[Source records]
:::

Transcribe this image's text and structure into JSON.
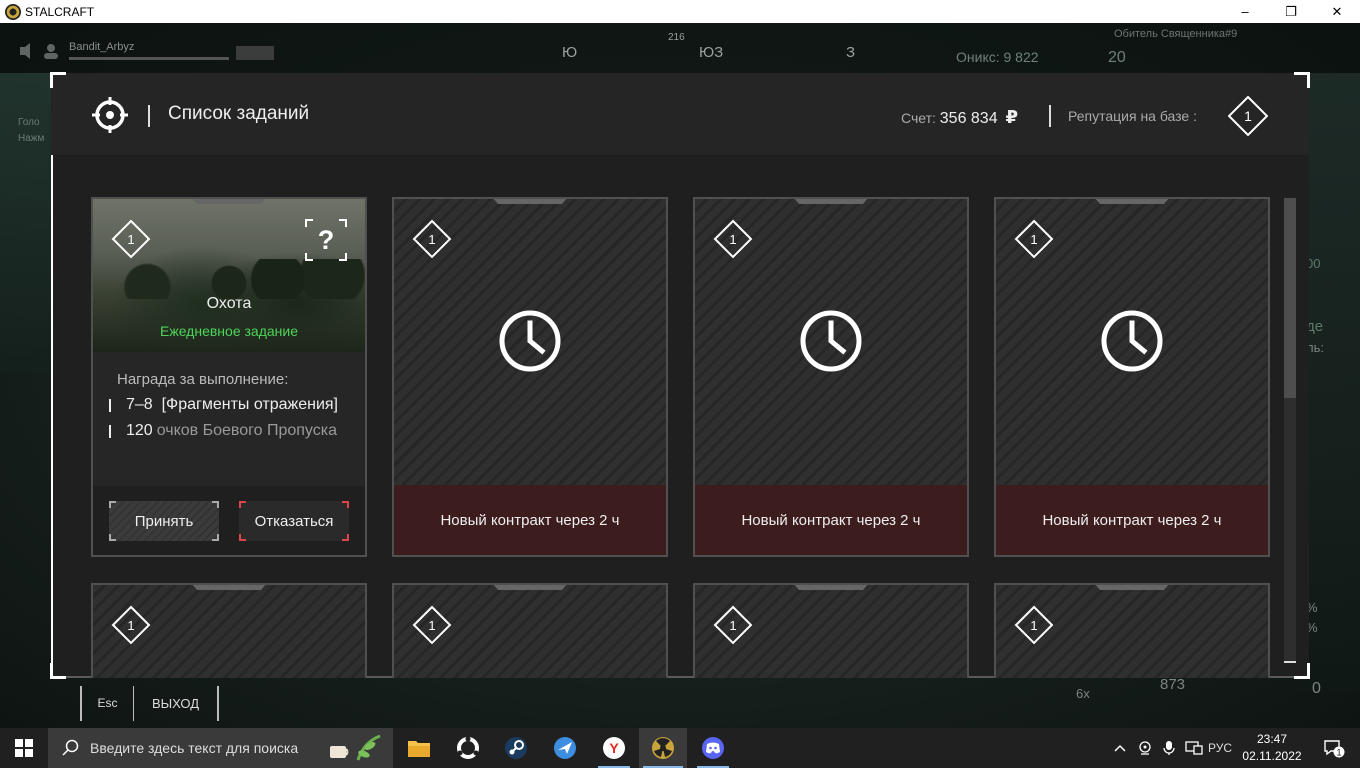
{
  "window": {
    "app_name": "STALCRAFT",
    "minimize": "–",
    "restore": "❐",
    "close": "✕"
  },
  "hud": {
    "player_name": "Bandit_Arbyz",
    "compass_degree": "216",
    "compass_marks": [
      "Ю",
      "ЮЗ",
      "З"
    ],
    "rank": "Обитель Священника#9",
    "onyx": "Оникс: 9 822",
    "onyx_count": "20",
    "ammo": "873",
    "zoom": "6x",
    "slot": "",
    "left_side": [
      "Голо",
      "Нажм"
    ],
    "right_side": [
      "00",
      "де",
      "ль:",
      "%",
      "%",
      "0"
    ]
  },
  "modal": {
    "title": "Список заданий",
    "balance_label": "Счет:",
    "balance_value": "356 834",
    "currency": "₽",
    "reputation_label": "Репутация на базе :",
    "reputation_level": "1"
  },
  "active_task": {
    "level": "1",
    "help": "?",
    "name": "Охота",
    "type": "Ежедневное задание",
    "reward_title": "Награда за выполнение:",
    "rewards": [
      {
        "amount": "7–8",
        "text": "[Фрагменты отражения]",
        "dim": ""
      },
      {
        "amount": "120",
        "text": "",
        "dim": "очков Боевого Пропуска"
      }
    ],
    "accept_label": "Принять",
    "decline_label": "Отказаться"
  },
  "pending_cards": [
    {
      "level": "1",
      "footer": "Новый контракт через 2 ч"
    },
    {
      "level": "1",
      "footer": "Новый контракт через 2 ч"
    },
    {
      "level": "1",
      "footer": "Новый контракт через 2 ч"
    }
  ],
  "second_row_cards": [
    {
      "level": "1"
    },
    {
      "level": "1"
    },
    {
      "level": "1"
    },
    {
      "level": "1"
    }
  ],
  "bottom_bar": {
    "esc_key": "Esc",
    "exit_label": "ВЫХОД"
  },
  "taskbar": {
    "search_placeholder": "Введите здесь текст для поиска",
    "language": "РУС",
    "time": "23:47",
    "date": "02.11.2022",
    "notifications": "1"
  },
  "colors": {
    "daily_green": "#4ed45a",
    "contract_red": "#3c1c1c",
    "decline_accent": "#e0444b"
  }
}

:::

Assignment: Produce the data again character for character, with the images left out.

Solution to this problem:
Transcribe this image's text and structure into JSON.
{
  "window": {
    "app_name": "STALCRAFT",
    "minimize": "–",
    "restore": "❐",
    "close": "✕"
  },
  "hud": {
    "player_name": "Bandit_Arbyz",
    "compass_degree": "216",
    "compass_marks": [
      "Ю",
      "ЮЗ",
      "З"
    ],
    "rank": "Обитель Священника#9",
    "onyx": "Оникс: 9 822",
    "onyx_count": "20",
    "ammo": "873",
    "zoom": "6x",
    "slot": "",
    "left_side": [
      "Голо",
      "Нажм"
    ],
    "right_side": [
      "00",
      "де",
      "ль:",
      "%",
      "%",
      "0"
    ]
  },
  "modal": {
    "title": "Список заданий",
    "balance_label": "Счет:",
    "balance_value": "356 834",
    "currency": "₽",
    "reputation_label": "Репутация на базе :",
    "reputation_level": "1"
  },
  "active_task": {
    "level": "1",
    "help": "?",
    "name": "Охота",
    "type": "Ежедневное задание",
    "reward_title": "Награда за выполнение:",
    "rewards": [
      {
        "amount": "7–8",
        "text": "[Фрагменты отражения]",
        "dim": ""
      },
      {
        "amount": "120",
        "text": "",
        "dim": "очков Боевого Пропуска"
      }
    ],
    "accept_label": "Принять",
    "decline_label": "Отказаться"
  },
  "pending_cards": [
    {
      "level": "1",
      "footer": "Новый контракт через 2 ч"
    },
    {
      "level": "1",
      "footer": "Новый контракт через 2 ч"
    },
    {
      "level": "1",
      "footer": "Новый контракт через 2 ч"
    }
  ],
  "second_row_cards": [
    {
      "level": "1"
    },
    {
      "level": "1"
    },
    {
      "level": "1"
    },
    {
      "level": "1"
    }
  ],
  "bottom_bar": {
    "esc_key": "Esc",
    "exit_label": "ВЫХОД"
  },
  "taskbar": {
    "search_placeholder": "Введите здесь текст для поиска",
    "language": "РУС",
    "time": "23:47",
    "date": "02.11.2022",
    "notifications": "1"
  },
  "colors": {
    "daily_green": "#4ed45a",
    "contract_red": "#3c1c1c",
    "decline_accent": "#e0444b"
  }
}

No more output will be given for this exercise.